Being non-taxable, and having access to lower-cost provincial or federal debt funding, their cost of capital is much lower than for private sector companies, especially since their equity capital (contributed directly by government) is erroneously viewed as ‘cost-free’. Hence, a very low rate of return on assets is the bar they may or may not hurdle, guaranteeing a low-to-mediocre rate of return. So, the managers have little risk of being terminated for poor performance. (Incidentally, the best managers may not wish to work in such mediocre and low-reward firms.)
Provincial and federal ten year bonds yield around 2%. That should not be the measure of an adequate corporate rate of return; it would not be acceptable to any individual or institutional investor with the array of stock market and other opportunities available. Taxpayers deserve better.

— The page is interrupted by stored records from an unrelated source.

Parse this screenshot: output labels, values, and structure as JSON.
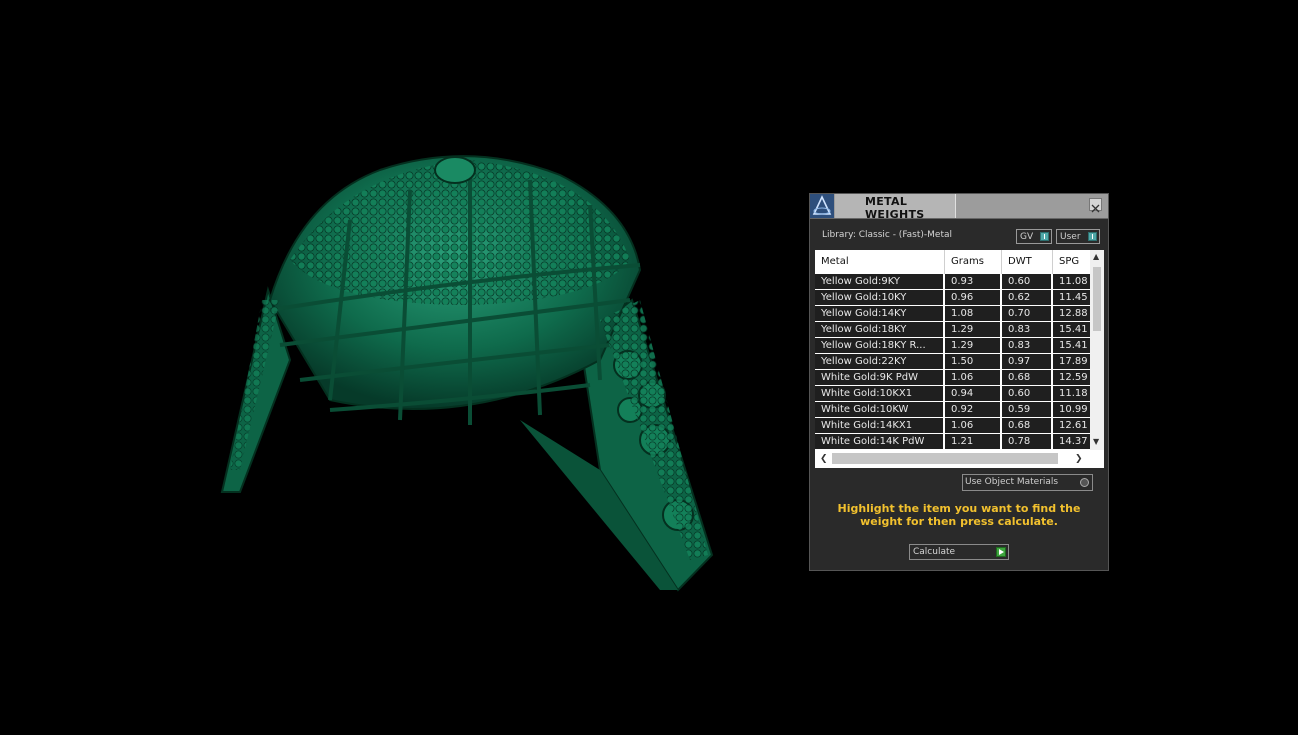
{
  "panel": {
    "title": "METAL WEIGHTS",
    "library_label": "Library: Classic - (Fast)-Metal",
    "gv_label": "GV",
    "user_label": "User",
    "use_object_materials_label": "Use Object Materials",
    "hint": "Highlight the item you want to find the weight for then press calculate.",
    "calculate_label": "Calculate"
  },
  "table": {
    "columns": [
      "Metal",
      "Grams",
      "DWT",
      "SPG"
    ],
    "rows": [
      [
        "Yellow Gold:9KY",
        "0.93",
        "0.60",
        "11.08"
      ],
      [
        "Yellow Gold:10KY",
        "0.96",
        "0.62",
        "11.45"
      ],
      [
        "Yellow Gold:14KY",
        "1.08",
        "0.70",
        "12.88"
      ],
      [
        "Yellow Gold:18KY",
        "1.29",
        "0.83",
        "15.41"
      ],
      [
        "Yellow Gold:18KY R...",
        "1.29",
        "0.83",
        "15.41"
      ],
      [
        "Yellow Gold:22KY",
        "1.50",
        "0.97",
        "17.89"
      ],
      [
        "White Gold:9K PdW",
        "1.06",
        "0.68",
        "12.59"
      ],
      [
        "White Gold:10KX1",
        "0.94",
        "0.60",
        "11.18"
      ],
      [
        "White Gold:10KW",
        "0.92",
        "0.59",
        "10.99"
      ],
      [
        "White Gold:14KX1",
        "1.06",
        "0.68",
        "12.61"
      ],
      [
        "White Gold:14K PdW",
        "1.21",
        "0.78",
        "14.37"
      ]
    ]
  },
  "colors": {
    "model": "#0f6b4c",
    "hint": "#f2c12e",
    "toggle_knob": "#4fa8a8",
    "calculate_go": "#3ea53e"
  }
}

Crown directors have even less vulnerability. So, such dismal returns can be perpetuated indefinitely, with taxpayer money being locked into investments that abysmally underperform those available in the public stock markets and elsewhere. The only thing worse is when politicians and their bureaucratic underlings actively meddle in Crown strategy, further reducing profitability as a priority.
Finally, Crown corporations are company-museum preservation vehicles; they are inherently backward-looking, seeking to protect industries and sectors that are in flux. Even such businesses as telecoms and power utilities have technological, legal, regulatory, and political risk and change: it is not clear that taxpayers should be exposed to such risk, when the entire investment could be lost, either gradually as sluggish Crowns hesitate to adapt (possibly shedding staff); or more swiftly and savagely.
The only thing worse than not-so-benign neglect is the sort of empire-building and social-political goal-seeking that provincial politicians have tried to do with the various provincial power companies, or the federal government has done in a number of specialty firms (especially in import-export and business development loans). Crown corporate governance is inherently almost impossible to be effective, and has failed to stop disastrous, costly new investment. There is hope for improvement, if the discipline of markets is brought to bear to reform and re-direct these flailing and insufficiently accountable Crowns.